A report from a team of Massachusetts General Hospital (MGH) physicians calls into question the longstanding belief that pulmonary embolism (PE) - the life-threatening blockage of a major blood vessel in the lungs - is caused in trauma patients by a blood clot traveling from vessels deep within the legs or lower torso. In their study utilizing advanced imaging technologies, which appears in the October Archives of Surgery, the MGH investigators found no evidence of deep venous thrombosis (DVT) in most trauma patients with pulmonary embolism.
"A consistent finding of previous studies - which was often overlooked - was that no lower-extremity vein clots were found in patients suffering pulmonary embolism," says George Velmahos, MD, PhD, chief of the MGH Division of Trauma, Emergency Surgery, and Surgical Critical Care, who led the study. "But our surgical minds were so stuck in the dogma that PE originates from lower-extremity DVT that even though the data was there, we didn't pay attention to it."

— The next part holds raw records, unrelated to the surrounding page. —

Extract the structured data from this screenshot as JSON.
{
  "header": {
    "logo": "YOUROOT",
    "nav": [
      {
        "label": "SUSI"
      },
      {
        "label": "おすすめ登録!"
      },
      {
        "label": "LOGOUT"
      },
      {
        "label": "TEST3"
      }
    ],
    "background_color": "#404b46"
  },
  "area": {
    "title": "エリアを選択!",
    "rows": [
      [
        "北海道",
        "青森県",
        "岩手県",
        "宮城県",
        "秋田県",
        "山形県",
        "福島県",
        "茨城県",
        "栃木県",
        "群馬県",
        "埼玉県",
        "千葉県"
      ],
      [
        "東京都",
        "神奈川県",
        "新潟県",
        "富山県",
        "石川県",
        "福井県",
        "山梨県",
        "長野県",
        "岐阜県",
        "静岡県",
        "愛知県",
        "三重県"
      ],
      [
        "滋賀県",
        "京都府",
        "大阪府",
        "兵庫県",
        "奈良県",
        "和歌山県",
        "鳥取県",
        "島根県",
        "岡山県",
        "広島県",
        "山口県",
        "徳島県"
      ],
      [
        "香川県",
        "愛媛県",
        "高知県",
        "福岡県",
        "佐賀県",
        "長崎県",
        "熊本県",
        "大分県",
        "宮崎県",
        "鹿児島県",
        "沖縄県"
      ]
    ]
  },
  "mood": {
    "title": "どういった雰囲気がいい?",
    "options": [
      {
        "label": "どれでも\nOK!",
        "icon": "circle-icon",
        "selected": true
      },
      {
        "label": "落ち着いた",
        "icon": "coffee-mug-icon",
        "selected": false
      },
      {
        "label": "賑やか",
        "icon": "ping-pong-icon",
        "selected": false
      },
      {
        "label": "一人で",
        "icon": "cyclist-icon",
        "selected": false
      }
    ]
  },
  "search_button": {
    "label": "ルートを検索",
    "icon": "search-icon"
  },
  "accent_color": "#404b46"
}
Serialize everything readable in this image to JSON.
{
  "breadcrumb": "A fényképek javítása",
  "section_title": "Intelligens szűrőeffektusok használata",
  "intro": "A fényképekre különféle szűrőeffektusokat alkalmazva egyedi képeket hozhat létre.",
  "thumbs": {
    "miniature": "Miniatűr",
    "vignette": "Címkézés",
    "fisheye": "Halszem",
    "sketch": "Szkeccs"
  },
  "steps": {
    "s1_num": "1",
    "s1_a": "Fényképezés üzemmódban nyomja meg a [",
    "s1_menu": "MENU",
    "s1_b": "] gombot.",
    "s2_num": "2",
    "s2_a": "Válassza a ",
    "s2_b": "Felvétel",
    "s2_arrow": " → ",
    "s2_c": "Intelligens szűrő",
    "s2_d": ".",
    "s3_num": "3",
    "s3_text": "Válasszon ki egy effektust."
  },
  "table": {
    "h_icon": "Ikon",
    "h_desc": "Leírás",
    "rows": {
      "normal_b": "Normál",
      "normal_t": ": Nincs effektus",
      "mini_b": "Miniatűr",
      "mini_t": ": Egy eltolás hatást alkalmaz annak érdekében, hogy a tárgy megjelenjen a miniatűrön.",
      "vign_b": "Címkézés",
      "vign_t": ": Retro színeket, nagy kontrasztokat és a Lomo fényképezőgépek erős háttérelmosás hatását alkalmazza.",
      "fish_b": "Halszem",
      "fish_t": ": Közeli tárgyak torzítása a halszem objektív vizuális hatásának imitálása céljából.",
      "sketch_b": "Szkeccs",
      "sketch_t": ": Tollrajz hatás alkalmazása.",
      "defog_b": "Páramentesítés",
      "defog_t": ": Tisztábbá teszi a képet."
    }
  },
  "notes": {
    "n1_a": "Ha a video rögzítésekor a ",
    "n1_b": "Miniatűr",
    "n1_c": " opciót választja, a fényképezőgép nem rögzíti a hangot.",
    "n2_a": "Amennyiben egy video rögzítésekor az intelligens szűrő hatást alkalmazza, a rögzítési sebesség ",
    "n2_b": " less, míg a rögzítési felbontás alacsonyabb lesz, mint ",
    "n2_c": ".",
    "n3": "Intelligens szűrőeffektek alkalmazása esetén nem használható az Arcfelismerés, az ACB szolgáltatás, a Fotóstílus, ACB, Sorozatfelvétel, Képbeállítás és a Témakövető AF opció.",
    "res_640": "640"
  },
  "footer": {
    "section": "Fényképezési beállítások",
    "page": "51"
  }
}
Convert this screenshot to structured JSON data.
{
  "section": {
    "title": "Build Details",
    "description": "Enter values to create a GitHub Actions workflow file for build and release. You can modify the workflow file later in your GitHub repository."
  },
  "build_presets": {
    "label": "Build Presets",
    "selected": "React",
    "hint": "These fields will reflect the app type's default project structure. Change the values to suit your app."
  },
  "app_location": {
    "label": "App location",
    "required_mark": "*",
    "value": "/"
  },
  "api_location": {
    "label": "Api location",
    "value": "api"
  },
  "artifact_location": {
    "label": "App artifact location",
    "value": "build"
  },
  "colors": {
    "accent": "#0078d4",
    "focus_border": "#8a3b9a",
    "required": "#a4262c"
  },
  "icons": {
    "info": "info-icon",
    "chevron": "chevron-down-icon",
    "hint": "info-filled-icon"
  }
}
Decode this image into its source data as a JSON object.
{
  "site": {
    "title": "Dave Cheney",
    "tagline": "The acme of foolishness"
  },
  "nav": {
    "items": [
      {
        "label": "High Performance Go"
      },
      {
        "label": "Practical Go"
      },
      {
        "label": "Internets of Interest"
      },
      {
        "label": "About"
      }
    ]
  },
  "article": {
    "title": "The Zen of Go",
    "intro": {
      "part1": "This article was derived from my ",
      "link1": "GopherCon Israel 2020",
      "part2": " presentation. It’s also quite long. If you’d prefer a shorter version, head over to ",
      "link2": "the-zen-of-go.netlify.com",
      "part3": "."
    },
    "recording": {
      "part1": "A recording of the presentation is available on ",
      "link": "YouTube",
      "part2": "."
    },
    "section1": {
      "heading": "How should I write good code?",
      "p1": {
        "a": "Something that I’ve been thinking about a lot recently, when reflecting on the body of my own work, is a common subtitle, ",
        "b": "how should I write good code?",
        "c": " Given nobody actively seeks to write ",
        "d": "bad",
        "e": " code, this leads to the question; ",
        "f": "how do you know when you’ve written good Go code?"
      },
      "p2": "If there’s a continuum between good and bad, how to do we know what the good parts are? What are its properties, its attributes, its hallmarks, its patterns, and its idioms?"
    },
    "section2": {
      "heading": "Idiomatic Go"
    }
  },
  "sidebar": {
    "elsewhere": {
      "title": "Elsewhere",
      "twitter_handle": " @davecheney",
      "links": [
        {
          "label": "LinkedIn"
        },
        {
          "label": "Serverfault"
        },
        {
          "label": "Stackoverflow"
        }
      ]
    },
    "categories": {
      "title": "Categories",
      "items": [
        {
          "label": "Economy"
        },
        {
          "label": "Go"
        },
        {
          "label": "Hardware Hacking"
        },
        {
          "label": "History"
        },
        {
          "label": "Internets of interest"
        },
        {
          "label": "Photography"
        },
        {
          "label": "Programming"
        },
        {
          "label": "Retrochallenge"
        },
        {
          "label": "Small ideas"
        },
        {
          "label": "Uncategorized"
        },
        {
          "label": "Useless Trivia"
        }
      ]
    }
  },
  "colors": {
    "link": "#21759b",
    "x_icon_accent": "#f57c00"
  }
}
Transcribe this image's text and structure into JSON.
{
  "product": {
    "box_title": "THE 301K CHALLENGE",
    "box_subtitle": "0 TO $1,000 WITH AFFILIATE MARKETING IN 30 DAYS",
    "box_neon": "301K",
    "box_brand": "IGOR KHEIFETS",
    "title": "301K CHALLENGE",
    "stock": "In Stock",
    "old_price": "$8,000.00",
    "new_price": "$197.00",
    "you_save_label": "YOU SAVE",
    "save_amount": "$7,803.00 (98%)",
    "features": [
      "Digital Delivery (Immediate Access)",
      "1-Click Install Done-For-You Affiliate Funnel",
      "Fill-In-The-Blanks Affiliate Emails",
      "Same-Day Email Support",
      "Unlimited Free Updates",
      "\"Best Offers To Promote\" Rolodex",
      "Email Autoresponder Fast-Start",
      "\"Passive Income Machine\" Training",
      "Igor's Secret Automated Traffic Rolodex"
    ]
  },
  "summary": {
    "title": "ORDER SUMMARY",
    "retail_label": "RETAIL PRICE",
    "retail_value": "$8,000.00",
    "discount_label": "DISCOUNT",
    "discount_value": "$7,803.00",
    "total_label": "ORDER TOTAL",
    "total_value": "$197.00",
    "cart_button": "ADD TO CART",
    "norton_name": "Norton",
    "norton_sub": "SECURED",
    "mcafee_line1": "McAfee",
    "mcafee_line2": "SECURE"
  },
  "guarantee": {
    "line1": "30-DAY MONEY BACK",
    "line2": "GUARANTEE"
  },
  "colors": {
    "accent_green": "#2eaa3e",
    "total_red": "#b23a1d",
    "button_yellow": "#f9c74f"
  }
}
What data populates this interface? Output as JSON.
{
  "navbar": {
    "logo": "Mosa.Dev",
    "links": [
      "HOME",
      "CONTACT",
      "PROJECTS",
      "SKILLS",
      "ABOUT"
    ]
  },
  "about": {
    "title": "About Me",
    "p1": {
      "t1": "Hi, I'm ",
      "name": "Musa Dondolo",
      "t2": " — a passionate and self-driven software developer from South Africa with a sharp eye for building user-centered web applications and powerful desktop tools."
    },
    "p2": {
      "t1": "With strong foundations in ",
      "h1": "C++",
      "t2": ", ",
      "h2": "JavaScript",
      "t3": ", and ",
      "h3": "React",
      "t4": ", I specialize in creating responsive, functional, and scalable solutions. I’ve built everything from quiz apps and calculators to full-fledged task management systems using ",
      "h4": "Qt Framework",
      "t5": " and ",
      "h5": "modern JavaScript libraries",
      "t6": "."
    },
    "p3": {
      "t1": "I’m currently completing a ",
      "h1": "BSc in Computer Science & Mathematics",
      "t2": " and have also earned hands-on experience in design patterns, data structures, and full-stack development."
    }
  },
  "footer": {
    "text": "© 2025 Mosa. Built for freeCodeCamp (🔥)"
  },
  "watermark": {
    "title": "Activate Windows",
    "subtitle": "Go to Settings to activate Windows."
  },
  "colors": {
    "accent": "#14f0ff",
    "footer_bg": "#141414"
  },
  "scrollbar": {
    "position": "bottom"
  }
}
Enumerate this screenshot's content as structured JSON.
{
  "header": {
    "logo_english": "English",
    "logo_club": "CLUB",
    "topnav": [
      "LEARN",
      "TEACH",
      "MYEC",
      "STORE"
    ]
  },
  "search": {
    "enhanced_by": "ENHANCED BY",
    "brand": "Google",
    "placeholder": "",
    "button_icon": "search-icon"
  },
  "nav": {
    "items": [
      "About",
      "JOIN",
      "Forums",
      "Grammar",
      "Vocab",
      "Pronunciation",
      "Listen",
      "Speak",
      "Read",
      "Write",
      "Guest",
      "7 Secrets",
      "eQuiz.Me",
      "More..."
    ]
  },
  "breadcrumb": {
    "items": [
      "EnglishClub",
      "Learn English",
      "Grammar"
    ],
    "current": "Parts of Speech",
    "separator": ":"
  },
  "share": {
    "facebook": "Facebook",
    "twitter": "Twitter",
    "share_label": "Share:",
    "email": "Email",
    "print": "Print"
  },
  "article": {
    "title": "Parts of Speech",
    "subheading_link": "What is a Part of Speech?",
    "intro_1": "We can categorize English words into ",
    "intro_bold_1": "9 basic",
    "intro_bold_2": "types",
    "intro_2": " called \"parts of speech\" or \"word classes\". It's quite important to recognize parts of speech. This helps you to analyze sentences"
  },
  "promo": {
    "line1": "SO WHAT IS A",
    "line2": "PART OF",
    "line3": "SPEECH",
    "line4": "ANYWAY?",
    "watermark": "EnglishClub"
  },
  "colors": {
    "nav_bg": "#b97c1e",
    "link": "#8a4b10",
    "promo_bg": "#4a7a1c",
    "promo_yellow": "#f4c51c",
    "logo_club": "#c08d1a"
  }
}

Traditional thinking has been that pulmonary embolism results when a deep venous thrombosis in the legs or pelvis breaks off and travels through the bloodstream into the lungs. If that were true, the authors note, pulmonary embolism patients should still have evidence of the DVT, since part of the original clot would remain attached to the location where it formed. The earlier studies that did not find DVTs in trauma patients with PE had utilized ultrasound imaging, which is limited in its ability to locate deep venous thrombosis, possibly missing any remaining clots.
The current investigation analyzed the results of computed-tomography-based tests - CT pulmonary angiograms for the lungs and for the lower extremities CT venography, which is highly accurate in diagnosing clots in major blood vessels. The researchers reviewed the records of 247 trauma patients who had received both CT pulmonary angiograms and CT venograms at MGH from 2004 through 2006. While 46 patients developed pulmonary embolism and 18 had deep venous thrombosis, only 7 of the 46 PE patients also had evidence of DVT. The known accuracy of CT venograms make it highly unlikely, the authors note, that many patients had undetected DVTs.
This report - believed to be the first to express doubts about the accepted origin of pulmonary embolism - needs to be confirmed by other investigators and also cannot be extrapolated to the rare instances when PE develops in otherwise healthy individuals. The authors' hypothesis - yet to be tested - is that clots may form independently in the lungs, and if the study's results hold up, they would imply that current measures to prevent PE - including blood-thinning drugs, mechanical compression of the legs and the insertion of filters into the major vein that carries blood from the lower extremities - are not effective.
"If it turns out that clots are forming primarily in the lungs, it would revolutionize the way we think about PE and the way we prevent and treat it," says Velmahos, who is the John Francis Burke Professor of Surgery at Harvard Medical School.
Additional authors of the Archives of Surgery report are Konstantinos Spaniolas, MD, Malek Tabbara, MD, Marc de Moya, MD, Alice Gervasini, RN, PhD, and Hasan Alam, MD; MGH Trauma, Emergency Surgery, and Surgical Critical Care; and Hani Abujudeh, MD, MGH Radiology.
Massachusetts General Hospital, established in 1811, is the original and largest teaching hospital of Harvard Medical School. The MGH conducts the largest hospital-based research program in the United States, with an annual research budget of more than $550 million and major research centers in AIDS, cardiovascular research, cancer, computational and integrative biology, cutaneous biology, human genetics, medical imaging, neurodegenerative disorders, regenerative medicine, systems biology, transplantation biology and photomedicine.